This last week saw a 33% increase in Tesla stock, the second-highest weekly performance on record and the greatest since May 2013.
On Friday, the stock increased 11% to settle at $177.88. The uptick came after a six-month slide in Tesla share prices of more than 40%. In Tesla’s more than twelve years as a publicly traded corporation, the stock’s 65% decline in 2022 was its worst. An encouraging fourth-quarter earnings report contributed to Tesla’s rise this week. Elon Musk, the business’s CEO, stated on a conference call with investors and analysts that the company was on track to perhaps create 2 million vehicles in 2023 and that he believed demand would also support sales of those vehicles.
According to official estimates, 1.8 million vehicles should be produced this year. The corporation hasn’t changed its long-term objective of a 50% compound annual growth rate over a period of several years. Tesla recorded total revenue of $24.32 billion, including $324 million in deferred revenue linked to Tesla’s driver assistance systems, beating both the top and bottom lines. In December and January, the corporation drastically reduced the price of its cars, raising questions about demand and an increase in inventory.
Analyst responses to Tesla’s data were mixed.
For bulls, the growth thesis is still relevant, according to Bernstein’s Toni Sacconaghi, who rates the company with an underperforming recommendation. “The numbers don’t lie for bears.”
Tesla disclosed fourth-quarter vehicle deliveries and production that fell short of estimates at the beginning of January. Tesla’s shares increased in tandem with a larger market upturn. The Nasdaq rose 4.3%, while the S&P 500 rose 2.2% for the week. The shares of other American manufacturers of electric vehicles increased. While shares of venerable automakers Ford and General Motors each increased by more than 7% over the week, Rivian increased by 22%. On Friday, Lucid, a rival producer of electric vehicles, also experienced a surge, gaining 43% in response to speculations that Saudi Arabia’s Public Investment Fund intended to take the business private.
Musk’s decision to focus on Twitter, which he bought for $44 billion in October, was partly responsible for Tesla’s poor performance the previous year. Twitter has seen widespread layoffs and relocating advertising, severely impacting morale. Tesla remains the second-most shorted company on the American stock market, behind only Apple, which indicates that many investors are betting on a drop. S3 Partners data shows that over 94 million automaker shares are shorted.

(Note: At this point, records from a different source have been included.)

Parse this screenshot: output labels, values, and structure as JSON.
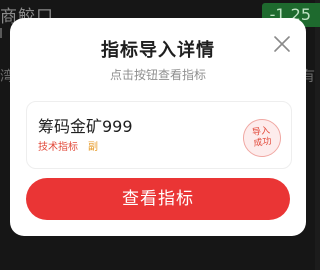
{
  "background": {
    "title": "商鲛口",
    "badge": "-1.25",
    "left_hint": "湾",
    "right_hint": "有"
  },
  "modal": {
    "title": "指标导入详情",
    "subtitle": "点击按钮查看指标",
    "close_icon": "close-icon",
    "indicator": {
      "name": "筹码金矿999",
      "tags": [
        "技术指标",
        "副"
      ],
      "stamp_line1": "导入",
      "stamp_line2": "成功"
    },
    "primary_button": "查看指标"
  },
  "colors": {
    "accent": "#ea3535",
    "tag_red": "#e24a3b",
    "tag_orange": "#e79a28",
    "badge_green": "#1e6a2e"
  }
}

Ihor Dusaniwsky, the managing director of S3, claimed that active short selling has continued despite the rebound. According to him, short sellers believe that Tesla’s growth has produced “an overheated and overbought stock that is destined for at least a short-term correction.” S3 Partners reported a 3.9% increase in total shares shorted during the previous week, while investors who had been shorting the stock had lost $4.3 billion.